Duncan teaches at Bradley University and is chair of the
woodwind faculty with the Lutheran Summer Music Program. He plays solo English
horn in the Illinois and Peoria symphonies. His extensive orchestral experience
also includes positions as English horn player with the Caracas (Venezuela),
Mansfield and Akron (Ohio) symphonies, and principal oboe with the Binghamton
(New York) Symphony. He has also taught at SUNY Binghamton.
Morton is second bassoon and personnel manager of the
Cedar Rapids Symphony. He has also played with the Dubuque, Waterloo, Des
Moines and Quad City symphonies and the Des Moines Metro Opera. A graduate
of the UI, Northwestern and North Texas State Universities, he has taught
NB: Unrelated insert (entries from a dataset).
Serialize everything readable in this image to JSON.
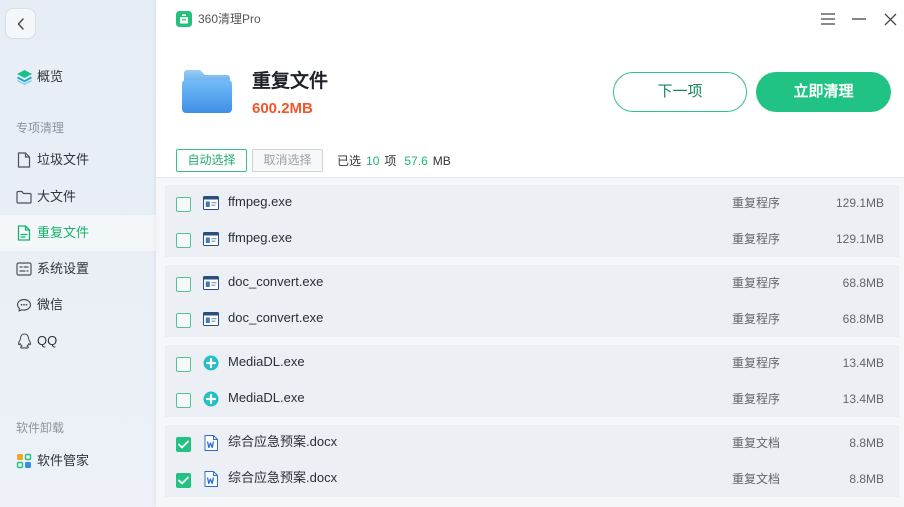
{
  "app": {
    "title": "360清理Pro",
    "logo_icon": "app-logo-icon"
  },
  "window_controls": {
    "menu_icon": "menu-icon",
    "minimize_icon": "minimize-icon",
    "close_icon": "close-icon"
  },
  "nav": {
    "back_icon": "chevron-left-icon"
  },
  "sidebar": {
    "overview": {
      "label": "概览",
      "icon": "layers-icon",
      "selected": false
    },
    "sections": [
      {
        "title": "专项清理",
        "items": [
          {
            "label": "垃圾文件",
            "icon": "file-icon",
            "selected": false
          },
          {
            "label": "大文件",
            "icon": "folder-icon",
            "selected": false
          },
          {
            "label": "重复文件",
            "icon": "duplicate-file-icon",
            "selected": true
          },
          {
            "label": "系统设置",
            "icon": "settings-icon",
            "selected": false
          },
          {
            "label": "微信",
            "icon": "wechat-icon",
            "selected": false
          },
          {
            "label": "QQ",
            "icon": "qq-icon",
            "selected": false
          }
        ]
      },
      {
        "title": "软件卸载",
        "items": [
          {
            "label": "软件管家",
            "icon": "app-grid-icon",
            "selected": false
          }
        ]
      }
    ]
  },
  "header": {
    "icon": "folder-large-icon",
    "title": "重复文件",
    "total_size": "600.2MB",
    "next_button": "下一项",
    "clean_button": "立即清理"
  },
  "toolbar": {
    "auto_select": "自动选择",
    "cancel_select": "取消选择",
    "selected_prefix": "已选",
    "selected_count": "10",
    "count_unit": "项",
    "selected_size": "57.6",
    "size_unit": "MB"
  },
  "groups": [
    {
      "rows": [
        {
          "name": "ffmpeg.exe",
          "type": "重复程序",
          "size": "129.1MB",
          "checked": false,
          "icon": "exe-icon"
        },
        {
          "name": "ffmpeg.exe",
          "type": "重复程序",
          "size": "129.1MB",
          "checked": false,
          "icon": "exe-icon"
        }
      ]
    },
    {
      "rows": [
        {
          "name": "doc_convert.exe",
          "type": "重复程序",
          "size": "68.8MB",
          "checked": false,
          "icon": "exe-icon"
        },
        {
          "name": "doc_convert.exe",
          "type": "重复程序",
          "size": "68.8MB",
          "checked": false,
          "icon": "exe-icon"
        }
      ]
    },
    {
      "rows": [
        {
          "name": "MediaDL.exe",
          "type": "重复程序",
          "size": "13.4MB",
          "checked": false,
          "icon": "mediadl-icon"
        },
        {
          "name": "MediaDL.exe",
          "type": "重复程序",
          "size": "13.4MB",
          "checked": false,
          "icon": "mediadl-icon"
        }
      ]
    },
    {
      "rows": [
        {
          "name": "综合应急预案.docx",
          "type": "重复文档",
          "size": "8.8MB",
          "checked": true,
          "icon": "word-doc-icon"
        },
        {
          "name": "综合应急预案.docx",
          "type": "重复文档",
          "size": "8.8MB",
          "checked": true,
          "icon": "word-doc-icon"
        }
      ]
    }
  ],
  "colors": {
    "accent": "#22c283",
    "size_highlight": "#f0572b",
    "sidebar_bg": "#e9eff6",
    "selected_text": "#16b26c"
  }
}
at the University of Southwestern Louisiana. He is currently teaching at Cornell
College, Wartburg College and Coe College in Iowa.
La Fosse joined the UI music faculty in 1972. His extensive
performing career has included solo appearances as well as concertmaster positions
with five orchestras. He made his first public appearance at the age of four,
and he began a three-year series of engagements on NBC radio at eight. He
later studied at the New England Conservatory. Before coming to the UI he
taught at the University of Texas at Austin.
At the UI he teaches violin, directs a group of students
devoted to the performance of Baroque and Classic music, the La Fosse Baroque
Ensemble, and serves as area head for strings. He has also done extensive
research in string pedagogy. He has twice been to Brazil as a Fulbright lecturer
and returns annually to perform, teach and give master classes.
La Fosse continues an active international career as soloist
and chamber musician, with tours in the United States, Europe, South America
and Russia. He has had performances at Wigmore Hall in London, Sala Ceclila
Mireles in Rio de Janiero, Town Hall in New York, and the National Gallery,
Phillips Gallery and the Kennedy Center in Washington, D.C. In 1997 he celebrated
his 25th anniversary on the UI faculty with a series of four recitals displaying
his versatility, appearing as a virtuoso soloist, a chamber musician, a Baroque
performance specialist and a jazz violinist.
For information on UI arts events, visit http://www.uiowa.edu/~uiowacr
on the World Wide Web. You may visit the UI School of Music web site at http://www.uiowa.edu/~music/.